* What you need to do
Whenever a line below includes the word "Material", copy that line.

::::

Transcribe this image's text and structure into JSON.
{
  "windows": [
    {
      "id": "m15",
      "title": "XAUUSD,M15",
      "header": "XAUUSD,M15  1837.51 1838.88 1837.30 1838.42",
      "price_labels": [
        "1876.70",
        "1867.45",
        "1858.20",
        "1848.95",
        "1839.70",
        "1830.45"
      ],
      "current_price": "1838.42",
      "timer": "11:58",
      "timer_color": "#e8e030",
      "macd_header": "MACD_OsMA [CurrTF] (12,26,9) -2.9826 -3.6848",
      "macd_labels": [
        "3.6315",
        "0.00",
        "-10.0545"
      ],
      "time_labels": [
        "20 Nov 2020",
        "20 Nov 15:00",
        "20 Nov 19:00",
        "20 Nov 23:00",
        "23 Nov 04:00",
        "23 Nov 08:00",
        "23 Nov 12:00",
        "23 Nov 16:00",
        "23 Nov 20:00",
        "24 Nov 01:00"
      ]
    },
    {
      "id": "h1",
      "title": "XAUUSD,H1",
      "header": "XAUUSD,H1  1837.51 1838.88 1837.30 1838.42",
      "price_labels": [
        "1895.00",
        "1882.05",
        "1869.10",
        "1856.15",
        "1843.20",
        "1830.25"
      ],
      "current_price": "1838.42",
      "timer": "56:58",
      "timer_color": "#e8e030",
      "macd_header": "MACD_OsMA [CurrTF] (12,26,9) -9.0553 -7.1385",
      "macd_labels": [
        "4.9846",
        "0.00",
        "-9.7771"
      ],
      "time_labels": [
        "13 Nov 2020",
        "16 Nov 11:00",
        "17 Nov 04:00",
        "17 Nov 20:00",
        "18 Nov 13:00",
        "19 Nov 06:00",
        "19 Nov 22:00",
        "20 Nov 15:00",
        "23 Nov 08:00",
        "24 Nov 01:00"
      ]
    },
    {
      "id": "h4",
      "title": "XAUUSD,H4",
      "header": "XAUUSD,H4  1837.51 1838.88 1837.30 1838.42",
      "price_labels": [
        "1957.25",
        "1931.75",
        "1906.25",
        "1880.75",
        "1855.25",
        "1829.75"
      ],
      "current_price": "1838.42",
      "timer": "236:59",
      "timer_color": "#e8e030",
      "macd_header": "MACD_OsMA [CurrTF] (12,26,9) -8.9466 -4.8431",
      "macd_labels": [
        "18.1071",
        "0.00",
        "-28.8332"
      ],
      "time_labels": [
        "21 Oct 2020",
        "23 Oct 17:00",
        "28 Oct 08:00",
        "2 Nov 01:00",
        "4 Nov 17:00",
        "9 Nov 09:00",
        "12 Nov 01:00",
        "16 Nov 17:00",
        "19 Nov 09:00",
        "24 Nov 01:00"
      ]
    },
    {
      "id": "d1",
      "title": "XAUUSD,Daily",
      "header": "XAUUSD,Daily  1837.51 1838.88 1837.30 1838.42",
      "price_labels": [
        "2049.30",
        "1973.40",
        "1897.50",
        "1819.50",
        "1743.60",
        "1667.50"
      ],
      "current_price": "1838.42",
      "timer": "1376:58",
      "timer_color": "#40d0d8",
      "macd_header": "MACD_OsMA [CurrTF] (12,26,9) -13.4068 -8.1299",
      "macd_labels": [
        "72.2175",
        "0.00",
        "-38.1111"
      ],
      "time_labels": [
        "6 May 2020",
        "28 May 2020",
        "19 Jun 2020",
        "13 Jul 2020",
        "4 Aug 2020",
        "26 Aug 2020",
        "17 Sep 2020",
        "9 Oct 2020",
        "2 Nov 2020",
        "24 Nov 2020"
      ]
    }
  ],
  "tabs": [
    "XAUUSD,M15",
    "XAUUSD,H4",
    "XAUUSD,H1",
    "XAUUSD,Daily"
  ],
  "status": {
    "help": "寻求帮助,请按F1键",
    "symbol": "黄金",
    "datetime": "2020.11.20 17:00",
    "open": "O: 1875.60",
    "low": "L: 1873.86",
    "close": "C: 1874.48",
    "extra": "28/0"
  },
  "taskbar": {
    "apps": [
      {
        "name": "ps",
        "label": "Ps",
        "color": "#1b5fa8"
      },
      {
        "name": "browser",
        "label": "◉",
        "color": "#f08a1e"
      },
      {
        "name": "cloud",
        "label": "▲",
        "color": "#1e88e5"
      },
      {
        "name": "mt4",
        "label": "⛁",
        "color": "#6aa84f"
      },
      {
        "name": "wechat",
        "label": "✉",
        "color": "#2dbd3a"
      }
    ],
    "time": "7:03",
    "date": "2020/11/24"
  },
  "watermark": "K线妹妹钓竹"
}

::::

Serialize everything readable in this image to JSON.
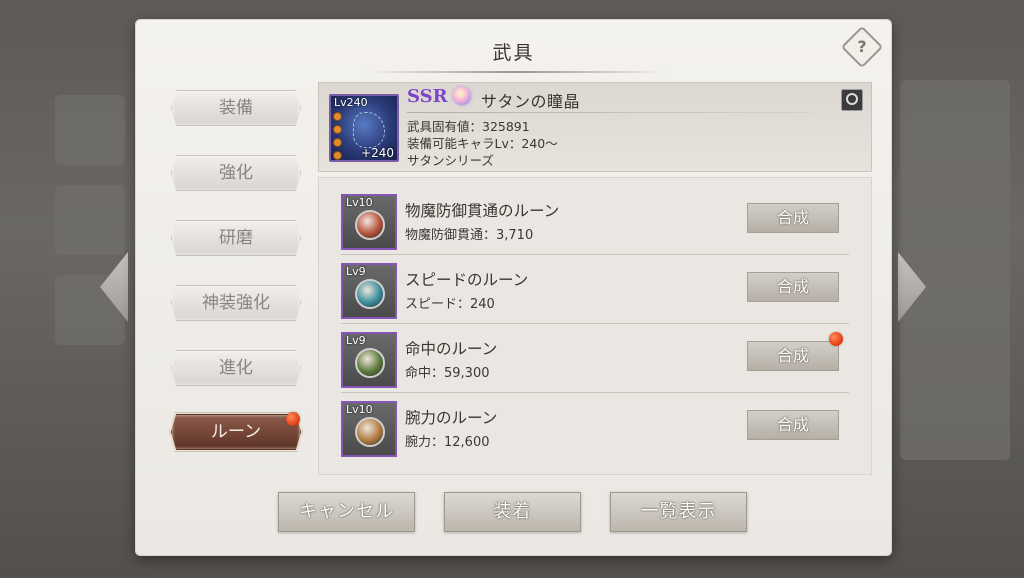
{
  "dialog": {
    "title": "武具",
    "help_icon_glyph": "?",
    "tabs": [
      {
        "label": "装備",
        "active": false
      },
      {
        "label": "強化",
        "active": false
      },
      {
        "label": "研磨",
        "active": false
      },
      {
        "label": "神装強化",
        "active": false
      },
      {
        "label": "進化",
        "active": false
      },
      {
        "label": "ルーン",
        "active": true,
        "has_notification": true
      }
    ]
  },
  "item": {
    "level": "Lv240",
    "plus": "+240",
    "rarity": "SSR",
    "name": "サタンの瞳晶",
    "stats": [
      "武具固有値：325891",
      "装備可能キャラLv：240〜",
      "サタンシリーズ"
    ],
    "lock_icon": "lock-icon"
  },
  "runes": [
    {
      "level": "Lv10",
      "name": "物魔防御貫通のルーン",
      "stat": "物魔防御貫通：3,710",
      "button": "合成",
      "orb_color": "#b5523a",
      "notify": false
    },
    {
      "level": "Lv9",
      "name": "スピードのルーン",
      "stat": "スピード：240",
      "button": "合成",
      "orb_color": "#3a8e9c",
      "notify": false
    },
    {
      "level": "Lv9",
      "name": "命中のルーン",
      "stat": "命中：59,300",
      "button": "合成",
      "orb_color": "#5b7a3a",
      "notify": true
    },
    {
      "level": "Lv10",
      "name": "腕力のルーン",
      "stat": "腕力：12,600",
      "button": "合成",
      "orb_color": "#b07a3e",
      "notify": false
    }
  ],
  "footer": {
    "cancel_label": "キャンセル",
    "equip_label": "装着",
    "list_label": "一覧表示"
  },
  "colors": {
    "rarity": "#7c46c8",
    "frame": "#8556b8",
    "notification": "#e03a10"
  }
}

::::

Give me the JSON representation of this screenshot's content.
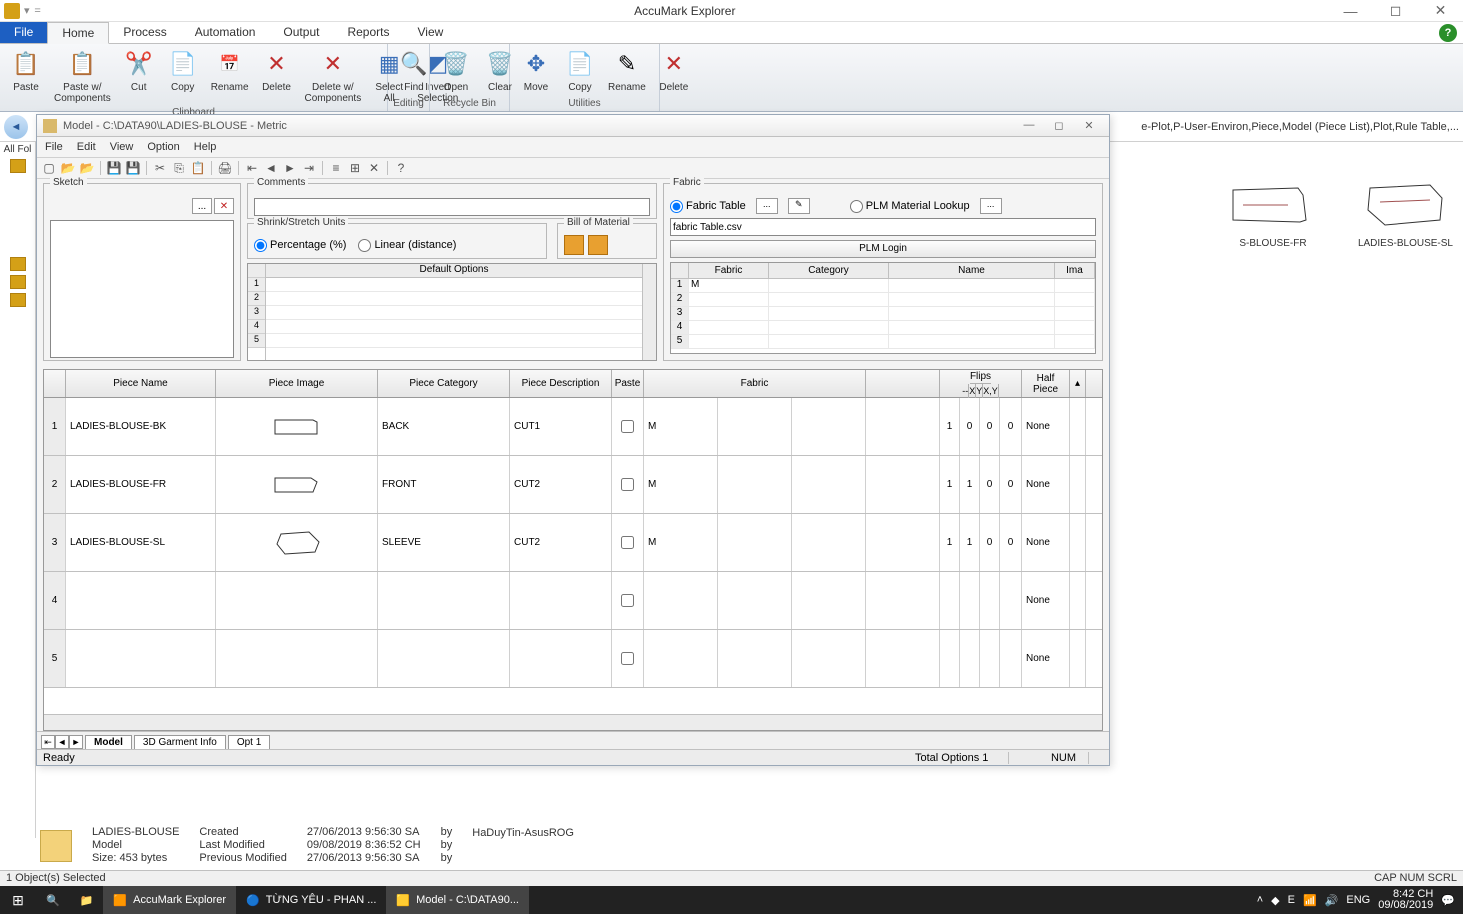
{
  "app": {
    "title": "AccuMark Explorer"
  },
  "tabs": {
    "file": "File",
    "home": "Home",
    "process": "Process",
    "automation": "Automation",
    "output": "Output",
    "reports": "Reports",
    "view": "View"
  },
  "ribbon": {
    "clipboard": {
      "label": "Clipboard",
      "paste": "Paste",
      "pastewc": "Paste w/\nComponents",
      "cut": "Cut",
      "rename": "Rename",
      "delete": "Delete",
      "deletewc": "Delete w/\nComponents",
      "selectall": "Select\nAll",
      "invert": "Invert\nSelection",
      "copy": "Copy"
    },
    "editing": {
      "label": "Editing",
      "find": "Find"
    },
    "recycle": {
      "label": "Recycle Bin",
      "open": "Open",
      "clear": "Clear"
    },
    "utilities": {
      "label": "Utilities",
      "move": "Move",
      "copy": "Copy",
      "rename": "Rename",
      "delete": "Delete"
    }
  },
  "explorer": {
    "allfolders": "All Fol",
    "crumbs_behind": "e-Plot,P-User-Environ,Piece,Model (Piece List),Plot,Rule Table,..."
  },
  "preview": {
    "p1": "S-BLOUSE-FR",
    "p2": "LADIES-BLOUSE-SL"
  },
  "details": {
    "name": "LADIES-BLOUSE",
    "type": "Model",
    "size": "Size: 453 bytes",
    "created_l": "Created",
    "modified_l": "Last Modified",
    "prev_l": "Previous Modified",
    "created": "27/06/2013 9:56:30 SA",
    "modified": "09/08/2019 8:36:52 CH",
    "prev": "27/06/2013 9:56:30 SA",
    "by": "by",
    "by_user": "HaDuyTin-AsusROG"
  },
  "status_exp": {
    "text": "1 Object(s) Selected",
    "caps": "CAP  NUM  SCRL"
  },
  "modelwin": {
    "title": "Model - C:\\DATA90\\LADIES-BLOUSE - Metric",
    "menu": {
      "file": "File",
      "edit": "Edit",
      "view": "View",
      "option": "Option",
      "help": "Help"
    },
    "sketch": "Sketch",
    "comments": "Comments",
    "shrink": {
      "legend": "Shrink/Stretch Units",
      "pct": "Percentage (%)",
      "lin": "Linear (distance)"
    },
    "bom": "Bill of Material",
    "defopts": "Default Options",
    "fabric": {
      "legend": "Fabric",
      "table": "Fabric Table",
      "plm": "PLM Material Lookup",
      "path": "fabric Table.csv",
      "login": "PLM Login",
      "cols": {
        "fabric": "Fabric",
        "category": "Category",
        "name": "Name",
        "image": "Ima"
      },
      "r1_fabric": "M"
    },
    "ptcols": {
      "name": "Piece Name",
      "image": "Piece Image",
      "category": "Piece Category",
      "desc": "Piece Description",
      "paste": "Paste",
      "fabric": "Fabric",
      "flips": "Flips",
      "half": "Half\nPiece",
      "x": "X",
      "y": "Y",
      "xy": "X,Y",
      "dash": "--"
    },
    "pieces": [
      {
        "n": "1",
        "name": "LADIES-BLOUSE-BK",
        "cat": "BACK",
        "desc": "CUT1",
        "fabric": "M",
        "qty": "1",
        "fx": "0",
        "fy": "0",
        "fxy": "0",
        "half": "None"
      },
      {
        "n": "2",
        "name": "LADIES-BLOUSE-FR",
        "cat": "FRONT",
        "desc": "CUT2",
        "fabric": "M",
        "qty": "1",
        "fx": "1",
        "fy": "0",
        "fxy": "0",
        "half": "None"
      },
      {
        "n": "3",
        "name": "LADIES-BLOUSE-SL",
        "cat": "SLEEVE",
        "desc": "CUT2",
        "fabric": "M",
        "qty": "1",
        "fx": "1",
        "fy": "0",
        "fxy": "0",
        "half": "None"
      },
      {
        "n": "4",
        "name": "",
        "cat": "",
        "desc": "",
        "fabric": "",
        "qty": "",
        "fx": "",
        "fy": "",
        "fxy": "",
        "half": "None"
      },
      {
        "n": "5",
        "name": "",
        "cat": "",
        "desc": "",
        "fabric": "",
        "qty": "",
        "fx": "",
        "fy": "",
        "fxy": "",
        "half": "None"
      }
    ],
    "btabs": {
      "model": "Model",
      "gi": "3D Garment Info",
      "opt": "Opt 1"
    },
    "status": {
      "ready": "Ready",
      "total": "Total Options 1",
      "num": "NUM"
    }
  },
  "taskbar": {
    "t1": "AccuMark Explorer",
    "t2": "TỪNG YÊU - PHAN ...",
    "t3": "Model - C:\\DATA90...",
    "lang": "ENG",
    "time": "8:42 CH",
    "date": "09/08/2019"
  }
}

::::

* Exercise answer
    "bom": "Bill of Material",
      "plm": "PLM Material Lookup",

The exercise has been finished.